The families of 1,200 patients who died prematurely in recent years while in the care of NHS doctors and nurses might beg to differ.A shocking 2010 report by Queen's Counsel Robert Francis found that NHS patients were left unattended "for unacceptable amounts of time" in urine- and feces-soaked beds. At one NHS hospital, four members of the same family -- including a newborn girl -- died within 18 months of each other because of medical blunders. "There can no longer be any excuse for denying the enormity of what occurred," Francis noted, harshly criticizing "a lack of care and mistreatment which have no place in any civilized and well-run health service."

Yet Berwick has called NHS a "global treasure," saying he is "a romantic about NHS. I love it." It's no coincidence that this centrally planned, government-run health care system appeals to a Harvard-educated pediatrician who views patients not as individuals, but as members of collective "units of concern" defined by age, disease or socioeconomic status. Berwick has criticized the use of new life-saving technologies and wants non-physician "primary care providers" to ration care by controlling access to specialists and diagnostic tests to reduce each "unit's" per-capita costs.
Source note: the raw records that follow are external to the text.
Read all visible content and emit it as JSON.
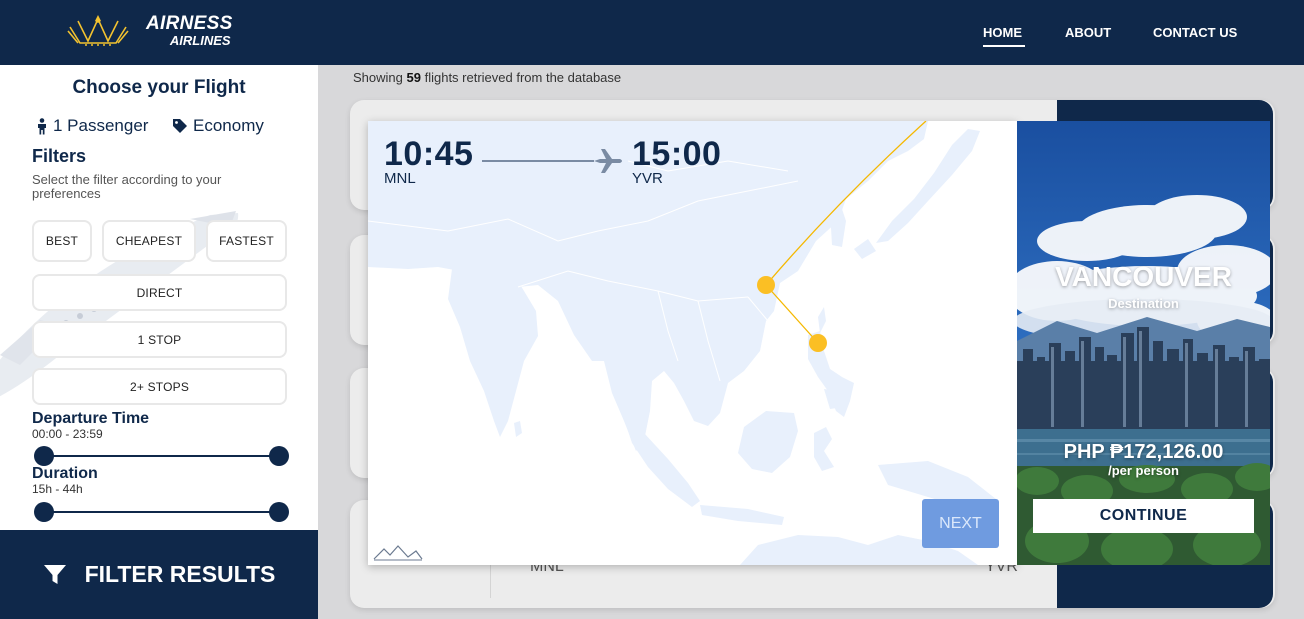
{
  "brand": {
    "line1": "AIRNESS",
    "line2": "AIRLINES"
  },
  "nav": {
    "home": "HOME",
    "about": "ABOUT",
    "contact": "CONTACT US"
  },
  "sidebar": {
    "title": "Choose your Flight",
    "passengers": "1 Passenger",
    "cabin": "Economy",
    "filters_title": "Filters",
    "filters_desc": "Select the filter according to your preferences",
    "buttons": {
      "best": "BEST",
      "cheapest": "CHEAPEST",
      "fastest": "FASTEST",
      "direct": "DIRECT",
      "one_stop": "1 STOP",
      "two_plus": "2+ STOPS"
    },
    "departure": {
      "label": "Departure Time",
      "range": "00:00 - 23:59"
    },
    "duration": {
      "label": "Duration",
      "range": "15h - 44h"
    },
    "filter_results": "FILTER RESULTS"
  },
  "results": {
    "showing_prefix": "Showing",
    "count": "59",
    "showing_suffix": "flights retrieved from the database",
    "bg_origin": "MNL",
    "bg_destination": "YVR"
  },
  "modal": {
    "departure_time": "10:45",
    "arrival_time": "15:00",
    "origin": "MNL",
    "destination": "YVR",
    "next_label": "NEXT",
    "dest_city": "VANCOUVER",
    "dest_sub": "Destination",
    "price": "PHP ₱172,126.00",
    "per_person": "/per person",
    "continue_label": "CONTINUE"
  },
  "colors": {
    "navy": "#0f284a",
    "accent": "#fbbf24",
    "next_button": "#6f9be0",
    "map_land": "#e8f0fc"
  },
  "icons": {
    "passenger": "person-icon",
    "cabin": "tag-icon",
    "filter": "funnel-icon",
    "route": "airplane-icon"
  }
}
He has also characterized aggressive interventions in terminally ill patients as "assaults," not heroic attempts to extend their lives.

This is a radical departure from the focus on individual patients and their private relationship with doctors of their choice that have made American medicine the best in the world. And while Berwick was among the first to introduce industrial-style quality controls in 3,000 American hospitals, which by all accounts has been a huge success in improving patient care, his rigidly ideological view that America's health system should mimic Britain's NHS is inimical to the preservation of individual freedom and high-quality care. His nomination should be decisively rejected by the Senate. Americans live longer, healthier lives than Brits precisely because government bureaucrats have not been in charge of their health care for the past 60 years. If confirmed by the Senate, Berwick will define that quality down to British standards. That would not be choosing well.